[[ Extracted information, beginning ]]

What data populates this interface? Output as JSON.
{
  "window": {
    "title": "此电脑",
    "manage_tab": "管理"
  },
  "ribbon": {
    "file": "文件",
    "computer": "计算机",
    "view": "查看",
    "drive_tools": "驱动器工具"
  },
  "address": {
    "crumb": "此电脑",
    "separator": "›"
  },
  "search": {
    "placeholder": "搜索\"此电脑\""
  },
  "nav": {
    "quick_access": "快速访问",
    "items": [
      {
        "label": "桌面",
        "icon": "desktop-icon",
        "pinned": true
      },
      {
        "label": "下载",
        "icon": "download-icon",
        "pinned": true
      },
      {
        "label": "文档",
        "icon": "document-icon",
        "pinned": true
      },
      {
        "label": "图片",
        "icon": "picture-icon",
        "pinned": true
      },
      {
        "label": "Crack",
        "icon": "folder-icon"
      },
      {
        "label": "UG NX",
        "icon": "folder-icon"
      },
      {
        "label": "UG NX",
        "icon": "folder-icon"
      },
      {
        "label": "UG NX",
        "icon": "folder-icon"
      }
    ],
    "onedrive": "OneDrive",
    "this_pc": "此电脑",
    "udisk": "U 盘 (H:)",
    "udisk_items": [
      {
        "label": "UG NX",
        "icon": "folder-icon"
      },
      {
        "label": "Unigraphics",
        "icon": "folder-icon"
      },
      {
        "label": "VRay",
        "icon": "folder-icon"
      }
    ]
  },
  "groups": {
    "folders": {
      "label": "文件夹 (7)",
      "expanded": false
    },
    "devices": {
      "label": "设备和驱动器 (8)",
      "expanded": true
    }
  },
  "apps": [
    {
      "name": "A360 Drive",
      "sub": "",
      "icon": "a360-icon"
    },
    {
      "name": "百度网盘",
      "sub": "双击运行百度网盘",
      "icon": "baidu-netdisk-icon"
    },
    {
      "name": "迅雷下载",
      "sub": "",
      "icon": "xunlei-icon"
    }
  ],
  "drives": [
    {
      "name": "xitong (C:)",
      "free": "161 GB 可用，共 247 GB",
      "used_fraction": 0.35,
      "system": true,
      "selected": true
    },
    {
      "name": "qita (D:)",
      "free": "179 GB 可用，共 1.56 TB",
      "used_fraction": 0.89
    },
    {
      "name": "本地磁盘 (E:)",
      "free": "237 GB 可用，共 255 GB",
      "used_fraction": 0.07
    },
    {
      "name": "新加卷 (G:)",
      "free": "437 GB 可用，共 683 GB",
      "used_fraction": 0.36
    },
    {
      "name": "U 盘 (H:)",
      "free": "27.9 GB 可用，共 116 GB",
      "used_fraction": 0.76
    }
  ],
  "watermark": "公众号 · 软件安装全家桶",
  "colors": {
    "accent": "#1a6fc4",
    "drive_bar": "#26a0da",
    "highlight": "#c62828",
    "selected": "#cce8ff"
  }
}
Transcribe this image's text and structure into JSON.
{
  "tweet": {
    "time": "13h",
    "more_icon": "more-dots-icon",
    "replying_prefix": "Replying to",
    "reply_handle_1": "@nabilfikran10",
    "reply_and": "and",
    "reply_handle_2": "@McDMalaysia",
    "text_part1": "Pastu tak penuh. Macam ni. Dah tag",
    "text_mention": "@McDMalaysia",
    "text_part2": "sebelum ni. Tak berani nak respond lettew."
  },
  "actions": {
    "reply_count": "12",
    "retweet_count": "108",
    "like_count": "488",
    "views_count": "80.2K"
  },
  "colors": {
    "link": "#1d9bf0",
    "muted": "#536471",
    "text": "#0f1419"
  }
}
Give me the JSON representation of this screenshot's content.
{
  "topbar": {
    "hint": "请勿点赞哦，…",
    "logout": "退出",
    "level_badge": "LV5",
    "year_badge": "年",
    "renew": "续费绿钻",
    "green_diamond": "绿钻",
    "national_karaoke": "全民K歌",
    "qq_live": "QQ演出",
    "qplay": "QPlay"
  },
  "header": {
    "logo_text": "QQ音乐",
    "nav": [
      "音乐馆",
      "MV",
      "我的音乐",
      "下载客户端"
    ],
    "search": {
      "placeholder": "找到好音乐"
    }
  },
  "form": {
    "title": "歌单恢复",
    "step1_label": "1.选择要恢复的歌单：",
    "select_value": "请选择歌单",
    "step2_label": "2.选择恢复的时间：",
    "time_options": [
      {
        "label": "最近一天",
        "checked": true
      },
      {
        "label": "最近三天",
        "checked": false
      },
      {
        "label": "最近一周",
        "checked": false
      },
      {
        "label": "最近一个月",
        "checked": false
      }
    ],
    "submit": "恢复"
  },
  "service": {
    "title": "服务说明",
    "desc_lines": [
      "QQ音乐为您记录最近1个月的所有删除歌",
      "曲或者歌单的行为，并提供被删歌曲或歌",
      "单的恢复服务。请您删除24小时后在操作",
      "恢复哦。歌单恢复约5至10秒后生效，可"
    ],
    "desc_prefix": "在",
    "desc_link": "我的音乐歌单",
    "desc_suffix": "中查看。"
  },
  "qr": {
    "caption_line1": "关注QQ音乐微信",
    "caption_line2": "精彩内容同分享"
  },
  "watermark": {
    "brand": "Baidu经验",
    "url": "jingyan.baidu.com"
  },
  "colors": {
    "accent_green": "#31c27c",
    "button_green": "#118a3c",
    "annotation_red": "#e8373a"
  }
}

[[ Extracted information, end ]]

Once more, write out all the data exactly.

→ Your response
What data populates this interface? Output as JSON.
{
  "window": {
    "title": "此电脑",
    "manage_tab": "管理"
  },
  "ribbon": {
    "file": "文件",
    "computer": "计算机",
    "view": "查看",
    "drive_tools": "驱动器工具"
  },
  "address": {
    "crumb": "此电脑",
    "separator": "›"
  },
  "search": {
    "placeholder": "搜索\"此电脑\""
  },
  "nav": {
    "quick_access": "快速访问",
    "items": [
      {
        "label": "桌面",
        "icon": "desktop-icon",
        "pinned": true
      },
      {
        "label": "下载",
        "icon": "download-icon",
        "pinned": true
      },
      {
        "label": "文档",
        "icon": "document-icon",
        "pinned": true
      },
      {
        "label": "图片",
        "icon": "picture-icon",
        "pinned": true
      },
      {
        "label": "Crack",
        "icon": "folder-icon"
      },
      {
        "label": "UG NX",
        "icon": "folder-icon"
      },
      {
        "label": "UG NX",
        "icon": "folder-icon"
      },
      {
        "label": "UG NX",
        "icon": "folder-icon"
      }
    ],
    "onedrive": "OneDrive",
    "this_pc": "此电脑",
    "udisk": "U 盘 (H:)",
    "udisk_items": [
      {
        "label": "UG NX",
        "icon": "folder-icon"
      },
      {
        "label": "Unigraphics",
        "icon": "folder-icon"
      },
      {
        "label": "VRay",
        "icon": "folder-icon"
      }
    ]
  },
  "groups": {
    "folders": {
      "label": "文件夹 (7)",
      "expanded": false
    },
    "devices": {
      "label": "设备和驱动器 (8)",
      "expanded": true
    }
  },
  "apps": [
    {
      "name": "A360 Drive",
      "sub": "",
      "icon": "a360-icon"
    },
    {
      "name": "百度网盘",
      "sub": "双击运行百度网盘",
      "icon": "baidu-netdisk-icon"
    },
    {
      "name": "迅雷下载",
      "sub": "",
      "icon": "xunlei-icon"
    }
  ],
  "drives": [
    {
      "name": "xitong (C:)",
      "free": "161 GB 可用，共 247 GB",
      "used_fraction": 0.35,
      "system": true,
      "selected": true
    },
    {
      "name": "qita (D:)",
      "free": "179 GB 可用，共 1.56 TB",
      "used_fraction": 0.89
    },
    {
      "name": "本地磁盘 (E:)",
      "free": "237 GB 可用，共 255 GB",
      "used_fraction": 0.07
    },
    {
      "name": "新加卷 (G:)",
      "free": "437 GB 可用，共 683 GB",
      "used_fraction": 0.36
    },
    {
      "name": "U 盘 (H:)",
      "free": "27.9 GB 可用，共 116 GB",
      "used_fraction": 0.76
    }
  ],
  "watermark": "公众号 · 软件安装全家桶",
  "colors": {
    "accent": "#1a6fc4",
    "drive_bar": "#26a0da",
    "highlight": "#c62828",
    "selected": "#cce8ff"
  }
}
Transcribe this image's text and structure into JSON.
{
  "tweet": {
    "time": "13h",
    "more_icon": "more-dots-icon",
    "replying_prefix": "Replying to",
    "reply_handle_1": "@nabilfikran10",
    "reply_and": "and",
    "reply_handle_2": "@McDMalaysia",
    "text_part1": "Pastu tak penuh. Macam ni. Dah tag",
    "text_mention": "@McDMalaysia",
    "text_part2": "sebelum ni. Tak berani nak respond lettew."
  },
  "actions": {
    "reply_count": "12",
    "retweet_count": "108",
    "like_count": "488",
    "views_count": "80.2K"
  },
  "colors": {
    "link": "#1d9bf0",
    "muted": "#536471",
    "text": "#0f1419"
  }
}
Give me the JSON representation of this screenshot's content.
{
  "topbar": {
    "hint": "请勿点赞哦，…",
    "logout": "退出",
    "level_badge": "LV5",
    "year_badge": "年",
    "renew": "续费绿钻",
    "green_diamond": "绿钻",
    "national_karaoke": "全民K歌",
    "qq_live": "QQ演出",
    "qplay": "QPlay"
  },
  "header": {
    "logo_text": "QQ音乐",
    "nav": [
      "音乐馆",
      "MV",
      "我的音乐",
      "下载客户端"
    ],
    "search": {
      "placeholder": "找到好音乐"
    }
  },
  "form": {
    "title": "歌单恢复",
    "step1_label": "1.选择要恢复的歌单：",
    "select_value": "请选择歌单",
    "step2_label": "2.选择恢复的时间：",
    "time_options": [
      {
        "label": "最近一天",
        "checked": true
      },
      {
        "label": "最近三天",
        "checked": false
      },
      {
        "label": "最近一周",
        "checked": false
      },
      {
        "label": "最近一个月",
        "checked": false
      }
    ],
    "submit": "恢复"
  },
  "service": {
    "title": "服务说明",
    "desc_lines": [
      "QQ音乐为您记录最近1个月的所有删除歌",
      "曲或者歌单的行为，并提供被删歌曲或歌",
      "单的恢复服务。请您删除24小时后在操作",
      "恢复哦。歌单恢复约5至10秒后生效，可"
    ],
    "desc_prefix": "在",
    "desc_link": "我的音乐歌单",
    "desc_suffix": "中查看。"
  },
  "qr": {
    "caption_line1": "关注QQ音乐微信",
    "caption_line2": "精彩内容同分享"
  },
  "watermark": {
    "brand": "Baidu经验",
    "url": "jingyan.baidu.com"
  },
  "colors": {
    "accent_green": "#31c27c",
    "button_green": "#118a3c",
    "annotation_red": "#e8373a"
  }
}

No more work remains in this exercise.